Perhaps the best summary – or epitaph, some would say – of the shocking events that took place in Greece this afternoon, and the resultant falling dominoes that are about to be unleashed, was given by Slovakia’s finance minister Peter Kazimir, who summarized events as follows:
The nightmare of the 'euro-architects' that a country could leave the club seems like a realistic scenario after #Greece voted No today
— Peter Kažimír (@KazimirPeter) July 5, 2015
He followed it up with a Dylan Thomas quote:
We will not go gently into this good night. We stand united and we need to respond to this situation as soon as possible
— Peter Kažimír (@KazimirPeter) July 5, 2015
We assume the next lines goes as follows:
“Rage, rage against the dying of the “irreversible” currency”
And while we laid out what Deutsche Bank’s 4 possible scenarios are in the case of the now confirmed “No” vote, here is JPM’s Malcom Barr with the bank’s latest take on Greece which is that at this point, a Grexit is JPM’s “base case”… and it only
goes downhill from there.
After the “big no”, euro exit is our base case
- After the “big no” it is now a race between two forces: political pressure for a deal, versus the impact of banking dysfunction within Greece
- Although the situation is fluid, at this point Greek exit from the euro appears more likely than not
Early indications of the official result suggest the result is a “No” by a comfortable margin. What happens next?
First, it will be important to see the tone of the immediate political responses both within Greece and outside. We would expect the tone to be somewhat more conciliatory on both sides. Hollande and Merkel are to meet tomorrow night to discuss the issue, and as we understand it, the Eurogroup is scheduled to meet on Tuesday. We expect that a split is likely to emerge in the coming days. The Commission and France (and possibly others) will argue that negotiations should resume immediately with an aim of finding agreement. Others will find it more difficult to return to negotiations with a newly emboldened Tsipras in short order.
In the German case, for example, the Bundestag has to be consulted before Mr Schauble can enter into discussions about a new program for Greece (as requested on 30th June). However, the Bundestag has just broken for summer recess, so any such vote will require a recall.
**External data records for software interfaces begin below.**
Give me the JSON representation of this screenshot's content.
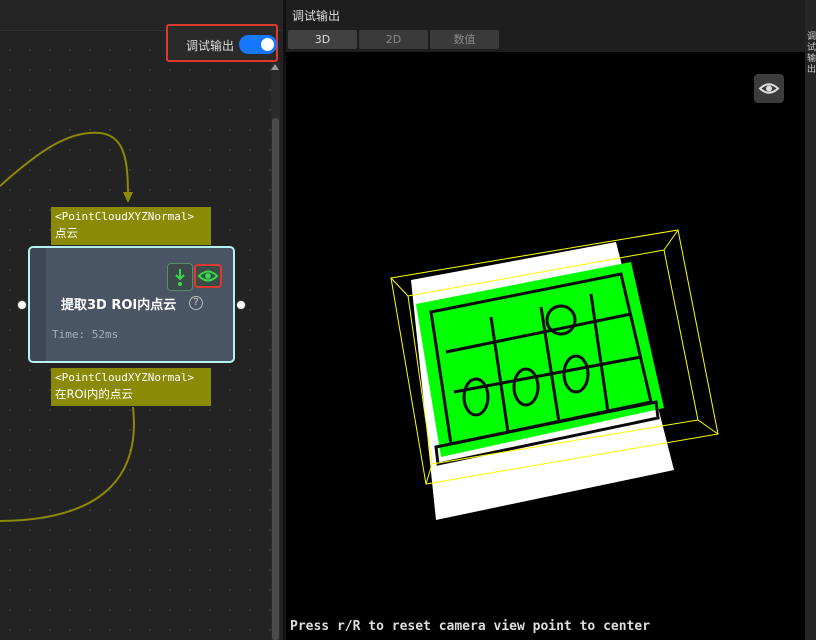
{
  "graph": {
    "debug_toggle": {
      "label": "调试输出",
      "enabled": true,
      "accent": "#1677ff"
    },
    "input_port": {
      "type": "<PointCloudXYZNormal>",
      "name": "点云",
      "color": "#8b8a07"
    },
    "node": {
      "title": "提取3D ROI内点云",
      "help": "?",
      "time": "Time: 52ms",
      "border_color": "#b4f1ef"
    },
    "output_port": {
      "type": "<PointCloudXYZNormal>",
      "name": "在ROI内的点云",
      "color": "#8b8a07"
    },
    "wire_color": "#8b8a07",
    "highlight_color": "#e0392b"
  },
  "output": {
    "title": "调试输出",
    "tabs": [
      {
        "label": "3D",
        "active": true
      },
      {
        "label": "2D",
        "active": false
      },
      {
        "label": "数值",
        "active": false
      }
    ],
    "hint": "Press r/R to reset camera view point to center",
    "side_label": "调试输出",
    "point_cloud_color": "#00ff00",
    "bbox_color": "#ffff00"
  },
  "icons": [
    "eye-icon",
    "download-arrow-icon",
    "help-icon",
    "scroll-up-icon"
  ]
}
We have seen reports that talks at a technical level between Greece and the creditors may restart tomorrow (Monday), but we can imagine that the Bundestag will express its displeasure if it feels those discussions are in-progress without their express consent.
Second, there are reports of an emergency meeting between the ECB, Bank of Greece and Finance Ministry tonight, and at the latest the ECB will likely have to take a decision about ELA support tomorrow (if not tonight). Our base case is that the ELA total will simply be rolled on a day-to-day basis for now. It is extremely difficult for the ECB to justify increasing the region’s exposure to Greece at this point. That effectively means that the Greek banks are likely to run increasingly short of cash, and the acceptability of electronic forms of payments will diminish rapidly.
The Bank of Greece and Finance Ministry has a joint committee working to prioritize payments out of Greece for essential imports. There are reports, however, that suggest the logistical problems arising from these procedures are biting. Importers are facing delays in seeing their requests to make purchases processed. And Greek exporters are finding it hard to get payment in euros from those they sell to, as their customers do not want to hold any euro balances within the Greek banking system. It is difficult to get a sense of the scale of these issues at this point. But our best guess is that these issues will multiply in the days ahead.
This suggests that what we see next will be a race between two forces: political pressure to move toward an agreement despite resistance from a number of northern European parliaments, versus the increasingly unpleasant implications of a dysfunctional banking system on the other. This latter force is unpredictable: it may manifest itself in pressure on the government to stand down, or it may generate a more unified “siege mentality” within Greece. The July 20th payment of €3.5bn to the ECB as Greek bonds mature creates one possibly fixed point as we look forward, but our sense is that could be dealt with via a number of mechanisms if political talks are progressing (transfer of SMP profits, short-term ESM loan, for example).
Our base case is that the pressures coming from a dysfunctional banking system in Greece will shorten the time horizon to negotiate a deal to a handful of weeks. As that pressure builds, there is likely to be a temptation to call a referendum in Greece on euro membership, and for the state to begin issuing I-O-Us or similar and giving these some status as legal tender. To the extent that pensioners and public sector employees find themselves being paid with such instruments, it takes the banks further away from solvency (they have liabilities in euros, but will have loans to individuals being paid or receiving “i-o-u” s which will be worth a lot less). Meanwhile, we expect at least some countries in the rest of the region (not least Germany) will not hurry over the design of a new program, and will find it difficult to get parliamentary assent for any such program.
This is a path that suggests to us that there is now a high likelihood of Greek exit from the euro, and possibly under chaotic circumstances.Perhaps the rest of the region will agree to a reasonably quick deal, or the ECB will raise ELA enough to retain minimal viability in the payments system.Perhaps the pressures of dysfunctional banks will force Mr Tsipras to stand down, and a deal is subsequently made. But for now, we would view a Greek exit from the euro as more likely than not.